(Data supplied begins)

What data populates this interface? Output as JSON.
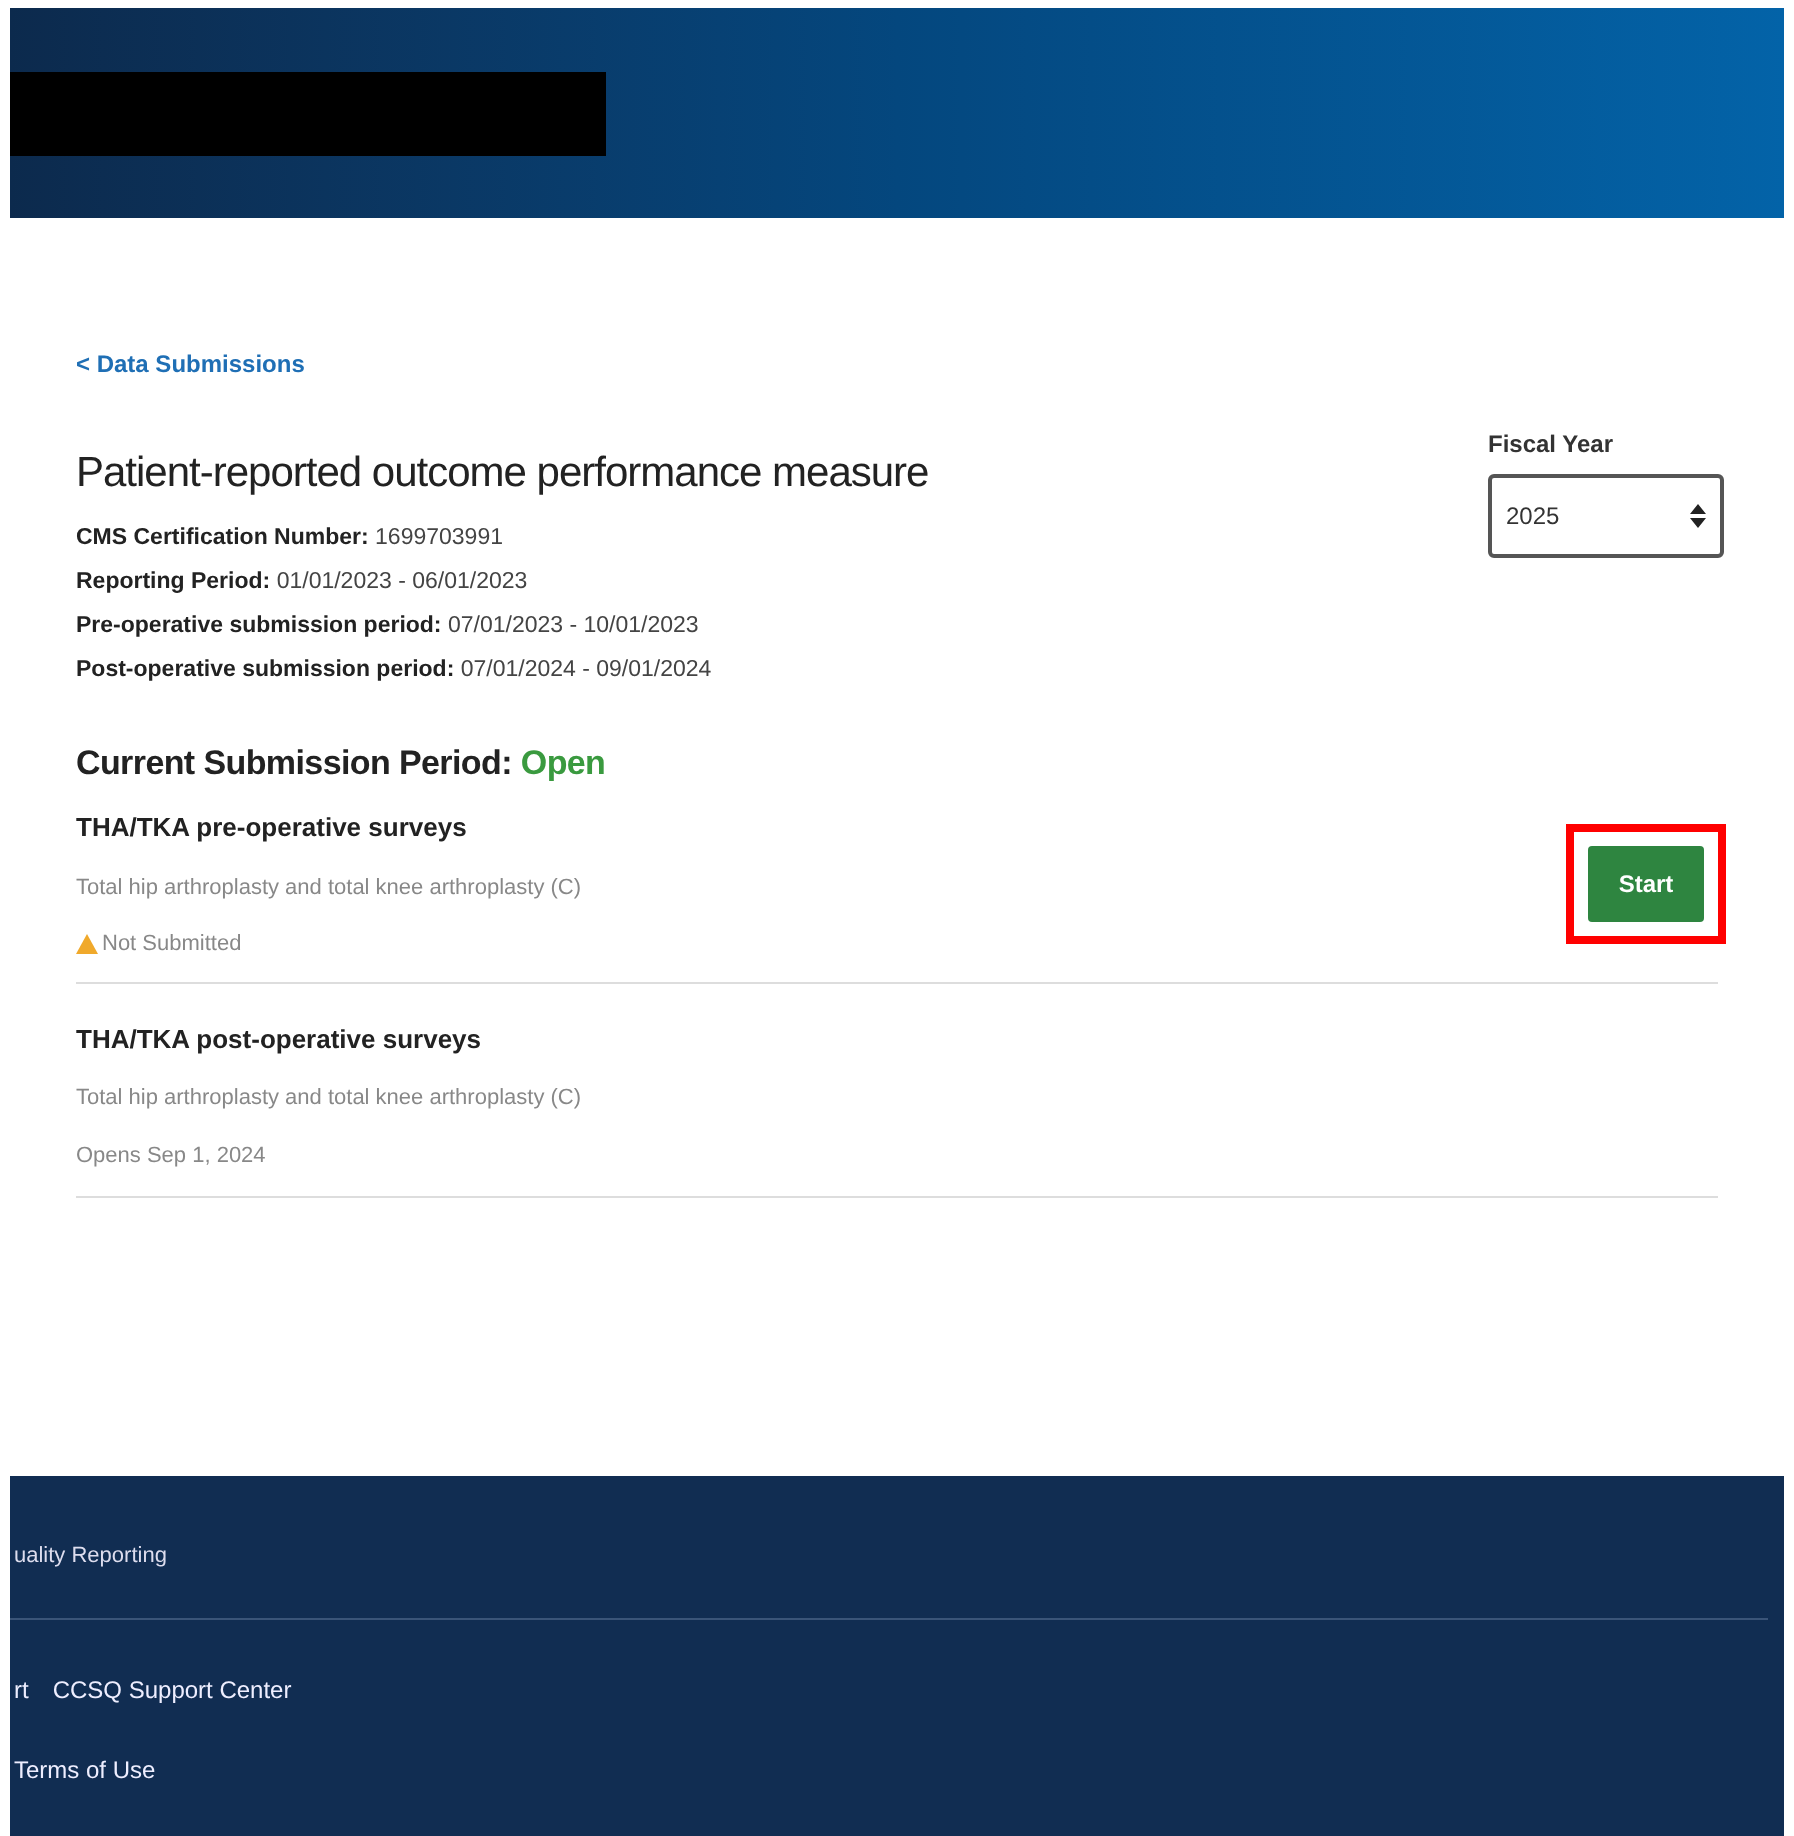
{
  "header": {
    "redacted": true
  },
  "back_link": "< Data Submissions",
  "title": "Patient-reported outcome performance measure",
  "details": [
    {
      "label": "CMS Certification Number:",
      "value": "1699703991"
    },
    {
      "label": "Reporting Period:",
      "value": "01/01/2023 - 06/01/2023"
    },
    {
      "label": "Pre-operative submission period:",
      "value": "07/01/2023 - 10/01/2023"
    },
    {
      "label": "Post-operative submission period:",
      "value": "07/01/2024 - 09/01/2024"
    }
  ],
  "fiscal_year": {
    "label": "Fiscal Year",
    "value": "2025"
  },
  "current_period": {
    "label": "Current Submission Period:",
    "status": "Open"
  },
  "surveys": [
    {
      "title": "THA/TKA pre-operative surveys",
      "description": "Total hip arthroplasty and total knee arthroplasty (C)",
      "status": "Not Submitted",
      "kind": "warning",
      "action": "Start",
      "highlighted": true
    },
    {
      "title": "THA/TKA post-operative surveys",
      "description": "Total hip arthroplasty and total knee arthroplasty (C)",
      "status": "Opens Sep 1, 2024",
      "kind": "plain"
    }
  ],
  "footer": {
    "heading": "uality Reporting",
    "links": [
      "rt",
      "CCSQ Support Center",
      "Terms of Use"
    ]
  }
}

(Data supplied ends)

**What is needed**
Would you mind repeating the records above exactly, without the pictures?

**Solved problem**
What data populates this interface? Output as JSON.
{
  "header": {
    "redacted": true
  },
  "back_link": "< Data Submissions",
  "title": "Patient-reported outcome performance measure",
  "details": [
    {
      "label": "CMS Certification Number:",
      "value": "1699703991"
    },
    {
      "label": "Reporting Period:",
      "value": "01/01/2023 - 06/01/2023"
    },
    {
      "label": "Pre-operative submission period:",
      "value": "07/01/2023 - 10/01/2023"
    },
    {
      "label": "Post-operative submission period:",
      "value": "07/01/2024 - 09/01/2024"
    }
  ],
  "fiscal_year": {
    "label": "Fiscal Year",
    "value": "2025"
  },
  "current_period": {
    "label": "Current Submission Period:",
    "status": "Open"
  },
  "surveys": [
    {
      "title": "THA/TKA pre-operative surveys",
      "description": "Total hip arthroplasty and total knee arthroplasty (C)",
      "status": "Not Submitted",
      "kind": "warning",
      "action": "Start",
      "highlighted": true
    },
    {
      "title": "THA/TKA post-operative surveys",
      "description": "Total hip arthroplasty and total knee arthroplasty (C)",
      "status": "Opens Sep 1, 2024",
      "kind": "plain"
    }
  ],
  "footer": {
    "heading": "uality Reporting",
    "links": [
      "rt",
      "CCSQ Support Center",
      "Terms of Use"
    ]
  }
}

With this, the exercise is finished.